### TO DO
Find all lines with the word "Attributes" in the material, then copy them.

········

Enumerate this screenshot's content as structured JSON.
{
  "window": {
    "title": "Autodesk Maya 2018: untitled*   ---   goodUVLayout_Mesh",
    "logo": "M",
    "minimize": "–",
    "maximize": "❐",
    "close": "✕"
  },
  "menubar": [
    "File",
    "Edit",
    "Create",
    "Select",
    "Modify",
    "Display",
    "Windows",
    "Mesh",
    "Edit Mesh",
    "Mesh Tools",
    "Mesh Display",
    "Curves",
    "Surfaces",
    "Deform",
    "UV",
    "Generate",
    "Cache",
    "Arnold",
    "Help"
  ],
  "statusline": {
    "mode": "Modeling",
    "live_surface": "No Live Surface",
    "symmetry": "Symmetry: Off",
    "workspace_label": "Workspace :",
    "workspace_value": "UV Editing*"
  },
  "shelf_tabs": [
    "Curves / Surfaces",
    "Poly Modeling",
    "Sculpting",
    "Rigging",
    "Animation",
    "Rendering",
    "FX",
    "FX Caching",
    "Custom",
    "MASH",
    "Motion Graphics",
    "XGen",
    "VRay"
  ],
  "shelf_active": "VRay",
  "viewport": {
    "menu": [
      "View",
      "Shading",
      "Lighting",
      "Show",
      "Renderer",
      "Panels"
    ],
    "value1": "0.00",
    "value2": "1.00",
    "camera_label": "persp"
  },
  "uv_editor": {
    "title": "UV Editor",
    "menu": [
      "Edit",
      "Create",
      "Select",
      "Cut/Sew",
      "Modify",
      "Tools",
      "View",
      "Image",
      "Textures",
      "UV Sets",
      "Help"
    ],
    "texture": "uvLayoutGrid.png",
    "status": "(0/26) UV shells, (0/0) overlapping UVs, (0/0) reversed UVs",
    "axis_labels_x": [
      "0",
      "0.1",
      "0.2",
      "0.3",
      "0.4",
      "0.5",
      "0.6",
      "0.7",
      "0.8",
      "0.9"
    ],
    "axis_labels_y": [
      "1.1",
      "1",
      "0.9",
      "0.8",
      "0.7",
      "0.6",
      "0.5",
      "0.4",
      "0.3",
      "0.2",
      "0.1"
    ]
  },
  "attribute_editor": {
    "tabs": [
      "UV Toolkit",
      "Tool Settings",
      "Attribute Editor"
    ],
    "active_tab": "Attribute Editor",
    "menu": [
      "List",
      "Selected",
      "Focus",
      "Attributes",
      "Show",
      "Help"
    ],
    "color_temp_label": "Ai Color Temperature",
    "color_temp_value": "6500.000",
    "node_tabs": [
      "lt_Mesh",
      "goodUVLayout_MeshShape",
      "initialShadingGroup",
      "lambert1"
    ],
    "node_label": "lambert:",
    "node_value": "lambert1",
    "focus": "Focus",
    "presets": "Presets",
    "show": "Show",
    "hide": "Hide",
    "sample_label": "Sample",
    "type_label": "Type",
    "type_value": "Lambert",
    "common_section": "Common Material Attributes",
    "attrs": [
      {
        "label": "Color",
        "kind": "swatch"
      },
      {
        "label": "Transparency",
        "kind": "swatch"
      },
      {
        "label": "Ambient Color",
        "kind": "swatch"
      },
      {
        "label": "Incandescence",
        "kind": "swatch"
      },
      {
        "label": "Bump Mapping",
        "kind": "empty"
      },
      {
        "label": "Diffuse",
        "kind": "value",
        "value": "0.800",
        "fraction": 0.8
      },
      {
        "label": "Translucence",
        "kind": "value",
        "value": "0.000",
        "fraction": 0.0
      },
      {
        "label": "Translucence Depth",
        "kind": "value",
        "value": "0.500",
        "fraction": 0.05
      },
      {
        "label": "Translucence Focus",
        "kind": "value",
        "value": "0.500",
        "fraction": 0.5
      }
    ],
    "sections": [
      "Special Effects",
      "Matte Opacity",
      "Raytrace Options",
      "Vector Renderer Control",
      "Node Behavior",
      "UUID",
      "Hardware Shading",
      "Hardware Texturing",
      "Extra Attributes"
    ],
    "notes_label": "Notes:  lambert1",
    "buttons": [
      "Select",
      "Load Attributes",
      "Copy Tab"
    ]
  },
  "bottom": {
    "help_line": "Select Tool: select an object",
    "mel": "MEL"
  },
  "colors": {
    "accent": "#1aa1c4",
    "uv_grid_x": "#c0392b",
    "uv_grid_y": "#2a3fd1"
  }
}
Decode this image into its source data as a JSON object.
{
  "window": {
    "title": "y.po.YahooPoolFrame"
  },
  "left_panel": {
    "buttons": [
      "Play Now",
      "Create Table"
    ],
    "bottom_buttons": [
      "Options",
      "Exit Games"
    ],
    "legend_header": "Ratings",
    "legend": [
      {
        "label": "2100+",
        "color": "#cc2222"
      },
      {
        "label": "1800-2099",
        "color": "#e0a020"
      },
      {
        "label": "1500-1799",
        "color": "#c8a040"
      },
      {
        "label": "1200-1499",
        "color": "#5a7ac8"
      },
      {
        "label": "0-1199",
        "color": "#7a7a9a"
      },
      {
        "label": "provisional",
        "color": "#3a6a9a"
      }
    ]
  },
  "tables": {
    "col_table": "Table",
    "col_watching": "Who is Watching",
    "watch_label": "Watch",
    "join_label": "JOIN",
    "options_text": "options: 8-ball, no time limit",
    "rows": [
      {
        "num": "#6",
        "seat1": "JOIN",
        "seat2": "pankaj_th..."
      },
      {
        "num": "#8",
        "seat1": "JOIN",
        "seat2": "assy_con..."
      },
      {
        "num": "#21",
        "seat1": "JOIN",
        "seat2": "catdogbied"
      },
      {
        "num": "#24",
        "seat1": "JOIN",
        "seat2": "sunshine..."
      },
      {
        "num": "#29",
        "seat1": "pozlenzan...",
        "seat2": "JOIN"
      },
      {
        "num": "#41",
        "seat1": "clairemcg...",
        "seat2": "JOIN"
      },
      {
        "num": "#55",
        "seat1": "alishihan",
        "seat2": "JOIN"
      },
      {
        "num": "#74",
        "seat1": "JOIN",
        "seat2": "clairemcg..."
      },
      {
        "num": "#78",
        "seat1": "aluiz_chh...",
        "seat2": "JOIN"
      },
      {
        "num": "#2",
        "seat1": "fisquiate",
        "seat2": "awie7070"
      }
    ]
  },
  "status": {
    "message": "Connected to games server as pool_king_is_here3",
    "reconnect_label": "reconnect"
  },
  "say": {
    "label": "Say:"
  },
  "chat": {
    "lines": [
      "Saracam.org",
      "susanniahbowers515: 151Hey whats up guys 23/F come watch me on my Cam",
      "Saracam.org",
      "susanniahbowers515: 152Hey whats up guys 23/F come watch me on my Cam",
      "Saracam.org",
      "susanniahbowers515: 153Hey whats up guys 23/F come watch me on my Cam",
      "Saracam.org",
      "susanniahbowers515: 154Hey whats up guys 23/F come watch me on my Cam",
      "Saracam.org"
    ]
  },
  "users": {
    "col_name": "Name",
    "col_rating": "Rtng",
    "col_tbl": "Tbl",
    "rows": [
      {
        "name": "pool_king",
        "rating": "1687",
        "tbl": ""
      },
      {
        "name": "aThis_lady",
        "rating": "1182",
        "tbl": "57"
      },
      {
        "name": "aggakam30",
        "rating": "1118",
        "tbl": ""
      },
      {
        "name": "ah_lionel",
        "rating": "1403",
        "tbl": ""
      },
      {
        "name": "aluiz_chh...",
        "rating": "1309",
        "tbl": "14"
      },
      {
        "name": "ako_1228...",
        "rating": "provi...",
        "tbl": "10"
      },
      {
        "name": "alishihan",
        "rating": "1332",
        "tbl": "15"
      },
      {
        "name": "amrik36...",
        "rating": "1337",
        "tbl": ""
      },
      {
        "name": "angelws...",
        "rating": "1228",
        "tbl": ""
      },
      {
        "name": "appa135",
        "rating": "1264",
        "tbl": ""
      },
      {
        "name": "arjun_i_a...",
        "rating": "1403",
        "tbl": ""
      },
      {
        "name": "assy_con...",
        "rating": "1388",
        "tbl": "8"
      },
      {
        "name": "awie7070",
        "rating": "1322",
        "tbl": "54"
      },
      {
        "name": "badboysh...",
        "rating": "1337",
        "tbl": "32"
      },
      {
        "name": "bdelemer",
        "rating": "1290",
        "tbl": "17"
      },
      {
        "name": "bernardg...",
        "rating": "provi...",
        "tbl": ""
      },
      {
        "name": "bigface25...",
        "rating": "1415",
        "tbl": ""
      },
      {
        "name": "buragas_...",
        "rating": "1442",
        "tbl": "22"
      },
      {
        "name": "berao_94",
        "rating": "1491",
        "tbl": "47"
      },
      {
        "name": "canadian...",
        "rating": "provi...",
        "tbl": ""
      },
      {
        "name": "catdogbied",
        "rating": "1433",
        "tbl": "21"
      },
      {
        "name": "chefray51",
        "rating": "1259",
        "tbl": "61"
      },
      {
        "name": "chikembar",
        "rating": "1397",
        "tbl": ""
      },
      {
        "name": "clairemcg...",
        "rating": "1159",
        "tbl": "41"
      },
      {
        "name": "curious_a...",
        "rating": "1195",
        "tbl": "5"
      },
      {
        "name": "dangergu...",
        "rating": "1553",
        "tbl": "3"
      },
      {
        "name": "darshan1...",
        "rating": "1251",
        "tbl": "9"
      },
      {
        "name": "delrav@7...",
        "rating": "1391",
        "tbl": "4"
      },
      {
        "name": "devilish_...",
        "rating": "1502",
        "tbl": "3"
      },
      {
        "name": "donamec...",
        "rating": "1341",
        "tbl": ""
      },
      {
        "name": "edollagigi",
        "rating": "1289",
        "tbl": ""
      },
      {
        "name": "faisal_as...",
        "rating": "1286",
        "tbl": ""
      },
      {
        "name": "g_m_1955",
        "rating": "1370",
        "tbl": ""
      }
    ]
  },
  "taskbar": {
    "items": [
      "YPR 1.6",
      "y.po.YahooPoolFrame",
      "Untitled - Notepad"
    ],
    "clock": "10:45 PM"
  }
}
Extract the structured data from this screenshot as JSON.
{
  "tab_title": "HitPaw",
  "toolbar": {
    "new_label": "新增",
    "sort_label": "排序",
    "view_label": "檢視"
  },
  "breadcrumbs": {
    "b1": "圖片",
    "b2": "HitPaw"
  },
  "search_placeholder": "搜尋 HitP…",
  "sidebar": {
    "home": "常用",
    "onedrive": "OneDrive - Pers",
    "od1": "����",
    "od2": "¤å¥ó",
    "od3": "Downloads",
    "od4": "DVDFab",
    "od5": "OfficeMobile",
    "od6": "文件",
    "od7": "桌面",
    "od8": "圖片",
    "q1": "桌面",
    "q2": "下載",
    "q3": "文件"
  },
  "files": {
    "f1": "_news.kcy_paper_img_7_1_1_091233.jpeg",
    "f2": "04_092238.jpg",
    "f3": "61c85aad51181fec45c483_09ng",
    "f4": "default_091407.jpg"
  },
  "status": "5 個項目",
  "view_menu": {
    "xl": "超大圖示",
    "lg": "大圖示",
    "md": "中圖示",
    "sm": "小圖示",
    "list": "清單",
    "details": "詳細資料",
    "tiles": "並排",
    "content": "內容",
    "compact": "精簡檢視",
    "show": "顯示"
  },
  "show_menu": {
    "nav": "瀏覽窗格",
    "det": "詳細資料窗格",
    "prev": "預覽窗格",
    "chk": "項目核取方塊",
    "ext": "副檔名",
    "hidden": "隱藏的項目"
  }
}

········

### REPLY TO THE EXERCISE
      "Attributes",
    "common_section": "Common Material Attributes",
      "Extra Attributes"
      "Load Attributes",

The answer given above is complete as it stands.